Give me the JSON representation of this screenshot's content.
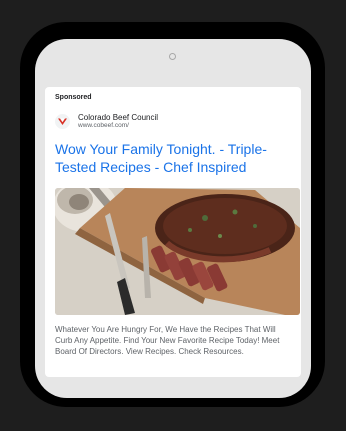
{
  "ad": {
    "sponsored_label": "Sponsored",
    "advertiser": {
      "name": "Colorado Beef Council",
      "url": "www.cobeef.com/",
      "logo_icon": "checkmark-logo-icon"
    },
    "headline": "Wow Your Family Tonight. - Triple-Tested Recipes - Chef Inspired",
    "image_subject": "sliced-steak-on-cutting-board",
    "description": "Whatever You Are Hungry For, We Have the Recipes That Will Curb Any Appetite. Find Your New Favorite Recipe Today! Meet Board Of Directors. View Recipes. Check Resources."
  },
  "colors": {
    "headline": "#1a73e8",
    "logo_red": "#d93025",
    "page_background": "#1e1e1e",
    "device_frame": "#000000",
    "screen": "#e6e6e6"
  }
}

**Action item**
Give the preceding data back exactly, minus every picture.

**Solution below**
Give me the JSON representation of this screenshot's content.
{
  "ad": {
    "sponsored_label": "Sponsored",
    "advertiser": {
      "name": "Colorado Beef Council",
      "url": "www.cobeef.com/",
      "logo_icon": "checkmark-logo-icon"
    },
    "headline": "Wow Your Family Tonight. - Triple-Tested Recipes - Chef Inspired",
    "image_subject": "sliced-steak-on-cutting-board",
    "description": "Whatever You Are Hungry For, We Have the Recipes That Will Curb Any Appetite. Find Your New Favorite Recipe Today! Meet Board Of Directors. View Recipes. Check Resources."
  },
  "colors": {
    "headline": "#1a73e8",
    "logo_red": "#d93025",
    "page_background": "#1e1e1e",
    "device_frame": "#000000",
    "screen": "#e6e6e6"
  }
}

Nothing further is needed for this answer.